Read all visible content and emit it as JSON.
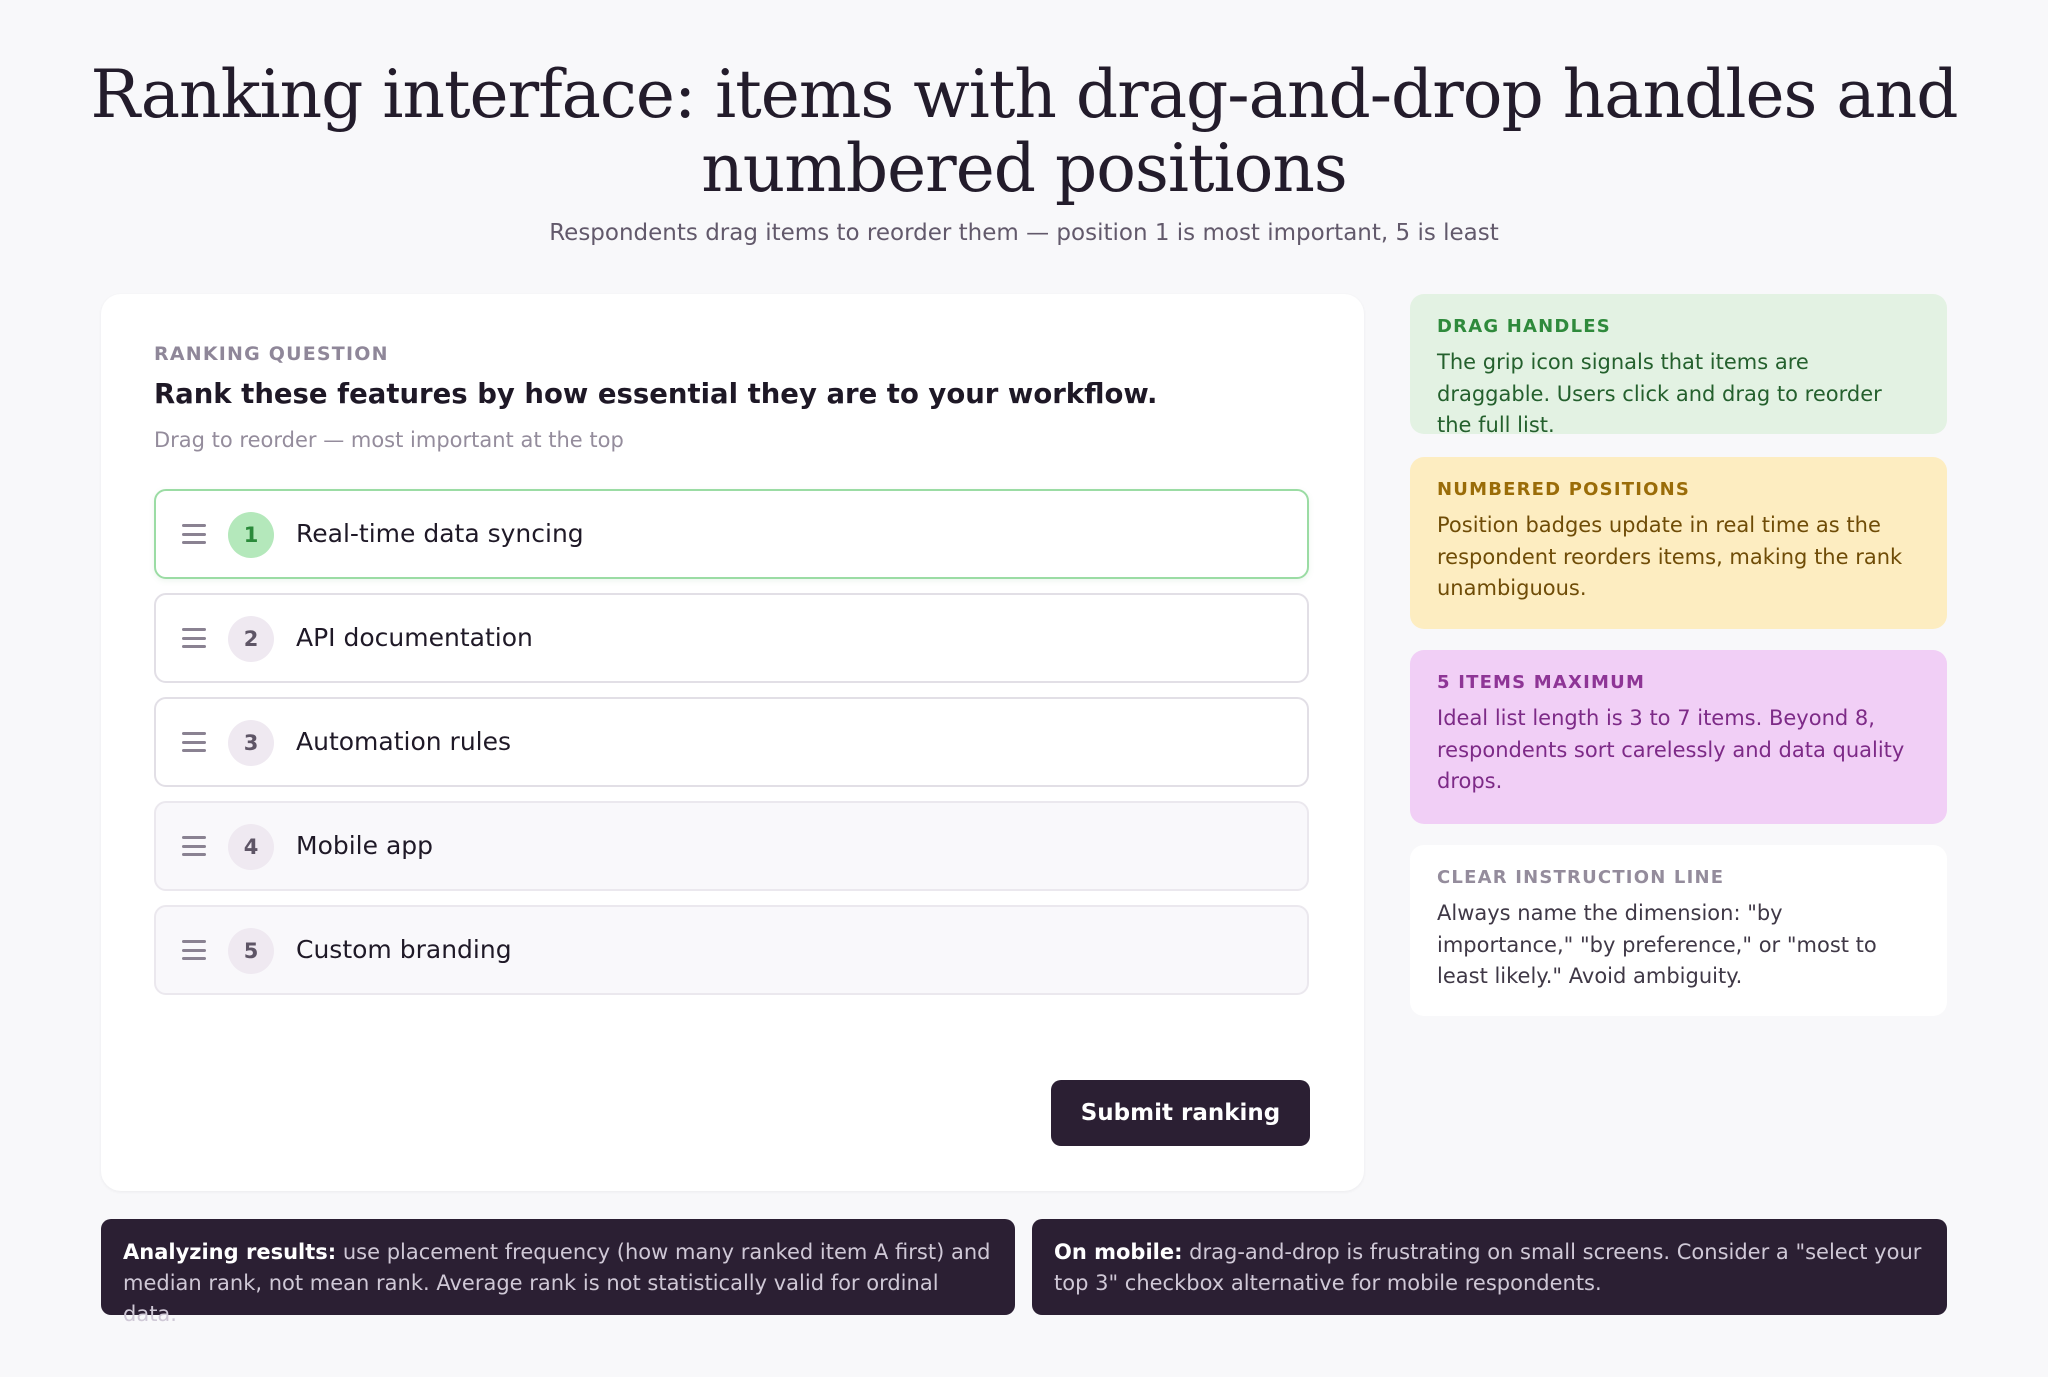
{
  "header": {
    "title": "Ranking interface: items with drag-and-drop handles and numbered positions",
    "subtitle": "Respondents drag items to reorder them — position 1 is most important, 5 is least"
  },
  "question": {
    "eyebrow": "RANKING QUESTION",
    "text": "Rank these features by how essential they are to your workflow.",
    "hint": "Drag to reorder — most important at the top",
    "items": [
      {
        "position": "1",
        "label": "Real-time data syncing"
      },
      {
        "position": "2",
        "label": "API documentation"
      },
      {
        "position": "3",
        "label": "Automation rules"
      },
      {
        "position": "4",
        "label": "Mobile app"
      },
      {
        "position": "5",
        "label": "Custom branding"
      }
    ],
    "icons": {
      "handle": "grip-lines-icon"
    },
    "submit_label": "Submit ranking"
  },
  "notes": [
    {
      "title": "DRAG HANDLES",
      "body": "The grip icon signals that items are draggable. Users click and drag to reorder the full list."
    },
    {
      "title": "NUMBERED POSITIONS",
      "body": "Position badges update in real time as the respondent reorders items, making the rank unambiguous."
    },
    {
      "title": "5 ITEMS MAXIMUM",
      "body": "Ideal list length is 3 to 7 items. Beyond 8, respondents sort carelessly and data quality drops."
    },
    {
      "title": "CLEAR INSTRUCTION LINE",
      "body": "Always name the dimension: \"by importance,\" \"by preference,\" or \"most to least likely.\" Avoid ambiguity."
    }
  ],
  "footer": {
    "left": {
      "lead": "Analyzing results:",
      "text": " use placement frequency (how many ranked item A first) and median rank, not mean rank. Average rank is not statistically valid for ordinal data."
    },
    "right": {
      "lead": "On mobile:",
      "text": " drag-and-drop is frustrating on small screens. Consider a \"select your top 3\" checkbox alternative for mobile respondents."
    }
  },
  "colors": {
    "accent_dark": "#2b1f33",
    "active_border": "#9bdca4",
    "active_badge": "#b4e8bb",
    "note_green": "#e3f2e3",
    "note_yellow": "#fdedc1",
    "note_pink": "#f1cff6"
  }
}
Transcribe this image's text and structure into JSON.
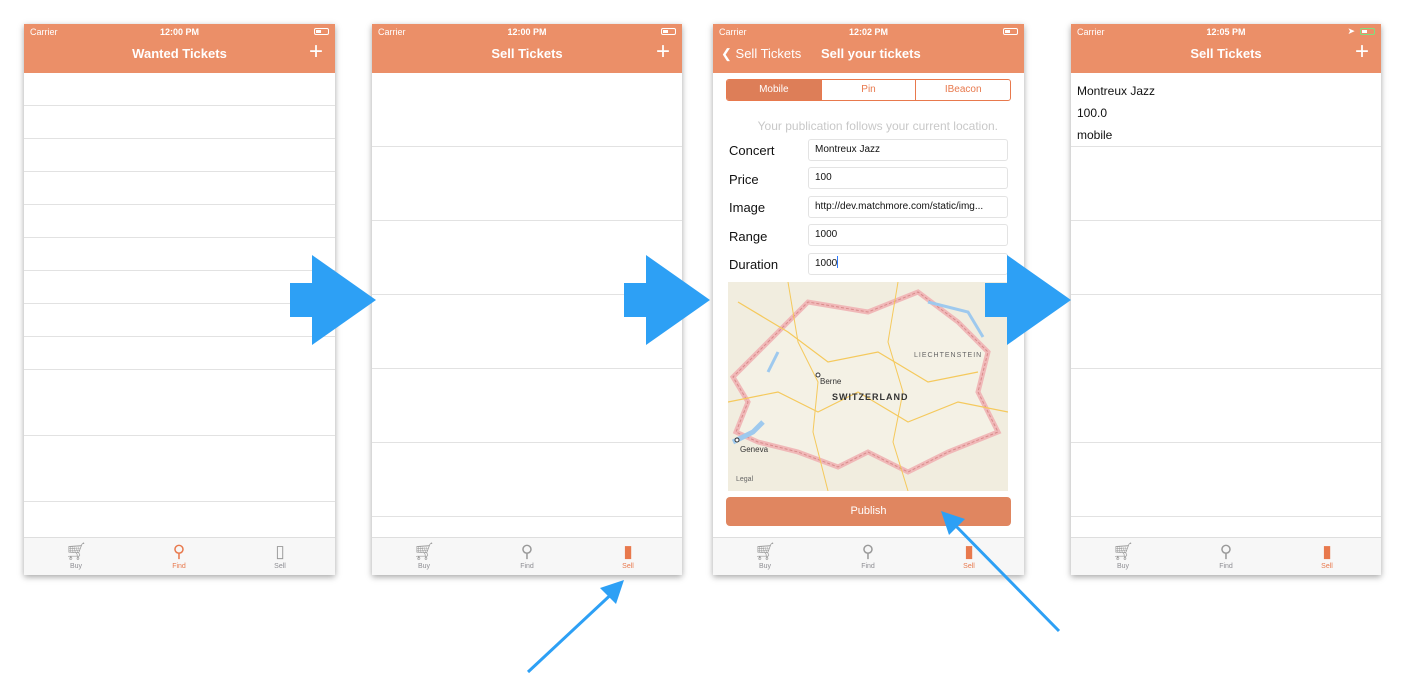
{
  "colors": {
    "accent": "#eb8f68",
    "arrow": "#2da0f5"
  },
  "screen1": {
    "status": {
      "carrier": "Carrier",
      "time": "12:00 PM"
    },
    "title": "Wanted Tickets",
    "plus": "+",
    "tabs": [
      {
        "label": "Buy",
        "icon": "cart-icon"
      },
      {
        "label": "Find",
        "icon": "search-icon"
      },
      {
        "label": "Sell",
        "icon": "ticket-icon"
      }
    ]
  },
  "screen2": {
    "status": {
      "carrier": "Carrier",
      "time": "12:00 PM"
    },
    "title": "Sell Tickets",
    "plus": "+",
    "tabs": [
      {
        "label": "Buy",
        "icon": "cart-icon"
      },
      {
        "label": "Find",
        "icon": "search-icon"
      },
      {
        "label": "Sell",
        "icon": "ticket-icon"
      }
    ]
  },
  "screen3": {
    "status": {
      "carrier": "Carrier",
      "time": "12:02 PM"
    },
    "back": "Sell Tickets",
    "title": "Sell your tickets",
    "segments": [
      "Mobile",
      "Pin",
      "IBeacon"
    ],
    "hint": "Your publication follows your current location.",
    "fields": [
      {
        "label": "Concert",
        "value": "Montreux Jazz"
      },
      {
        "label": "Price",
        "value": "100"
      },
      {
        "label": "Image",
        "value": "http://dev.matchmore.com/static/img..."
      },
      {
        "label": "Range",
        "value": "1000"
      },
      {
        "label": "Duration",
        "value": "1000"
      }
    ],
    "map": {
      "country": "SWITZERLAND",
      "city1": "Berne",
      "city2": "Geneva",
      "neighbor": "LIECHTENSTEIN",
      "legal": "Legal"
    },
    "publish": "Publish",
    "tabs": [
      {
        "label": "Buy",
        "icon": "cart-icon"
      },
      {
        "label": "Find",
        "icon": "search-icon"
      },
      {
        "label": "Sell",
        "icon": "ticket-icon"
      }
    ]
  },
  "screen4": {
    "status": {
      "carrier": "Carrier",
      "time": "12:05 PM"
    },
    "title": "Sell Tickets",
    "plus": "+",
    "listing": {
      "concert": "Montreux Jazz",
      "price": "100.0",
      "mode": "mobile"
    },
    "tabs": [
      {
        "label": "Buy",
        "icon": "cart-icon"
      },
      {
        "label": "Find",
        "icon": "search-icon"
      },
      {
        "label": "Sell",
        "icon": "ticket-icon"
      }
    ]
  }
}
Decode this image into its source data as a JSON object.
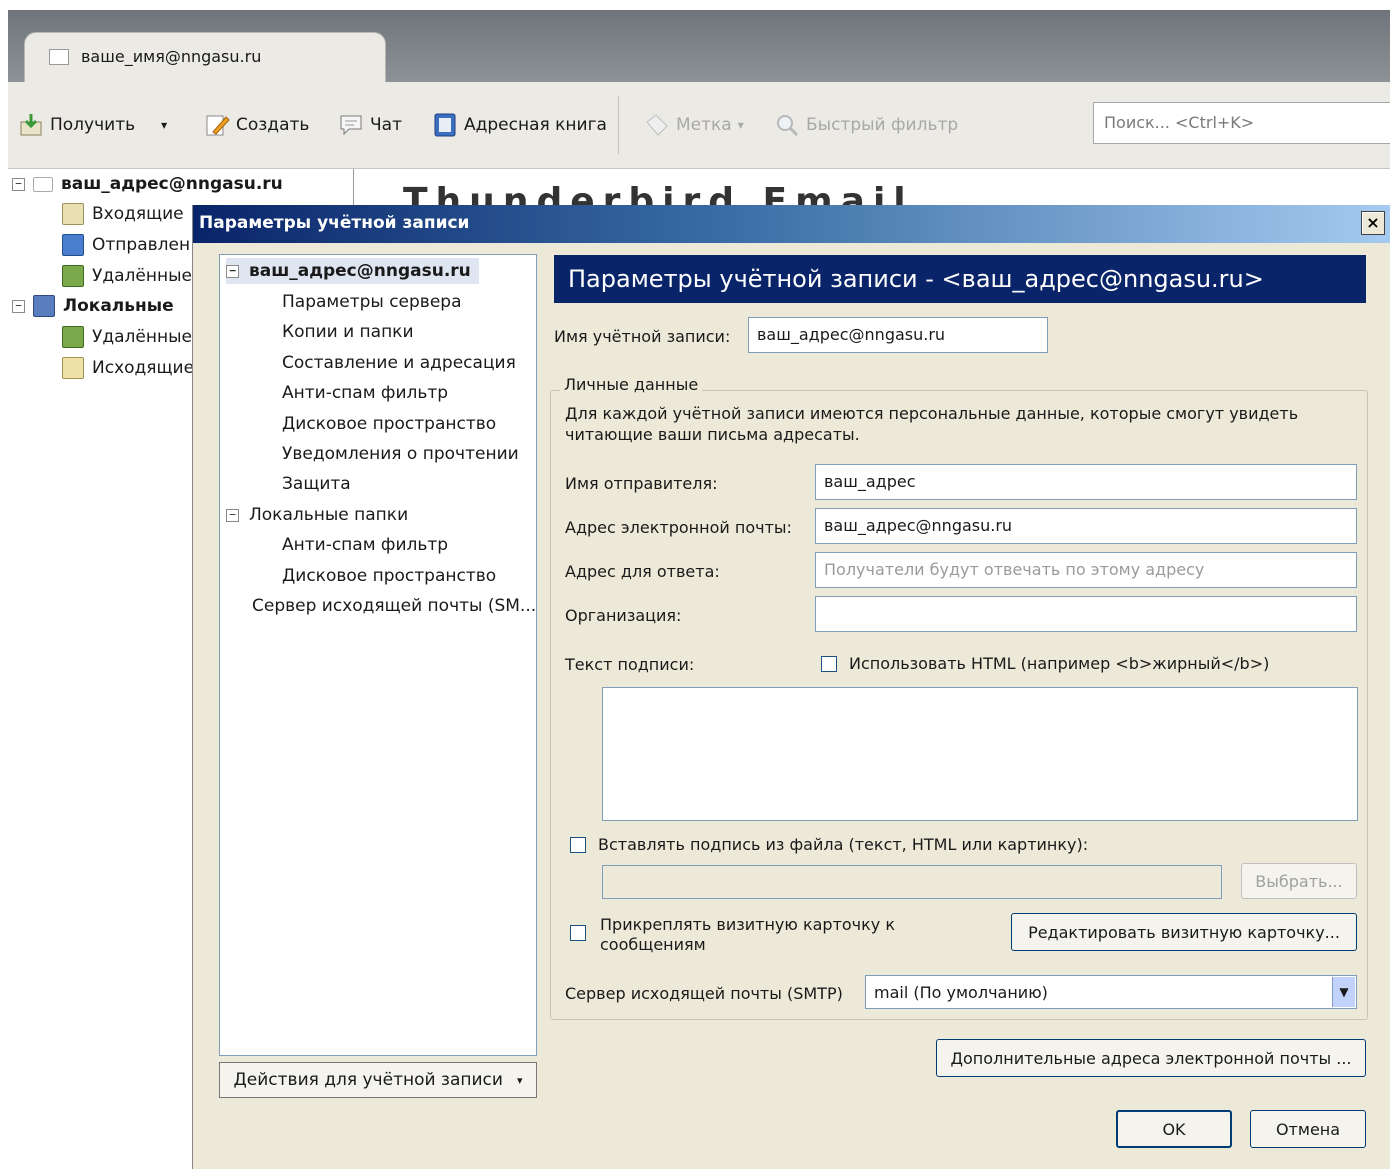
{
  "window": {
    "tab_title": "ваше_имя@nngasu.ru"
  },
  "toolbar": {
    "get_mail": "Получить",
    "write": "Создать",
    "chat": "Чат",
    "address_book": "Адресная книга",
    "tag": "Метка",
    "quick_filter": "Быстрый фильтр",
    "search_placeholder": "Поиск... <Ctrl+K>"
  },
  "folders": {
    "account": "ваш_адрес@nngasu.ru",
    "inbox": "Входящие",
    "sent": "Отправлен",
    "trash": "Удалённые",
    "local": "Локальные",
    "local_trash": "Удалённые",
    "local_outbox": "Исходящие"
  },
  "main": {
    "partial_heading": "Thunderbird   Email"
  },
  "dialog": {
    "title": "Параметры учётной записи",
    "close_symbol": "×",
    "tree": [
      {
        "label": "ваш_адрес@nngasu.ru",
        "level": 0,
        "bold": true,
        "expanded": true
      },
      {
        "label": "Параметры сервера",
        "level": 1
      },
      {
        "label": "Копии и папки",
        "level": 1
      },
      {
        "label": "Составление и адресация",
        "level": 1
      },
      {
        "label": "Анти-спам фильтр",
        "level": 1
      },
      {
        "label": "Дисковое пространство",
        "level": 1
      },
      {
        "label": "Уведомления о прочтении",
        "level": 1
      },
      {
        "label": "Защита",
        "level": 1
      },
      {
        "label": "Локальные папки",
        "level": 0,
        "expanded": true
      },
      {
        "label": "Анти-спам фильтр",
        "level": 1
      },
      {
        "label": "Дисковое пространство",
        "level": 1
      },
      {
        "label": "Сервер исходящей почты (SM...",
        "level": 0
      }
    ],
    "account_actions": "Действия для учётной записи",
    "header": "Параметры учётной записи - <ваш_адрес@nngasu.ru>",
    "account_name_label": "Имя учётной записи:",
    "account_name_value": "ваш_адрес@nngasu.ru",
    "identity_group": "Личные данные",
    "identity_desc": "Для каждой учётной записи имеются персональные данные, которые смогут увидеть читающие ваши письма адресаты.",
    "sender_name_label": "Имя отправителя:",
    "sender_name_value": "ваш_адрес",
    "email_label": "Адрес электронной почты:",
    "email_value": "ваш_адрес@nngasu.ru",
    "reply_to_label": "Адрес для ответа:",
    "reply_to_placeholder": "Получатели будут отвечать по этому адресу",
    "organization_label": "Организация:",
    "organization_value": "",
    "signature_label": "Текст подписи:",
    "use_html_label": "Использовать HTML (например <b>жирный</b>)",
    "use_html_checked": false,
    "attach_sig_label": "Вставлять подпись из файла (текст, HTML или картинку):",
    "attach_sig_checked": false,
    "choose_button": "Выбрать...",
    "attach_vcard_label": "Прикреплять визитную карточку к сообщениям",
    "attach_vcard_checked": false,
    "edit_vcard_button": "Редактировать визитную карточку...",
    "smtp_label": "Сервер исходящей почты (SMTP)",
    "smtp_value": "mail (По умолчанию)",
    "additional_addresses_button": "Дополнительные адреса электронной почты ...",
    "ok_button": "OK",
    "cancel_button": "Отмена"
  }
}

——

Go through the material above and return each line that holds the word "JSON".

Read all visible content and emit it as JSON.
Transcribe this image's text and structure into JSON.
Decode this image into its source data as a JSON object.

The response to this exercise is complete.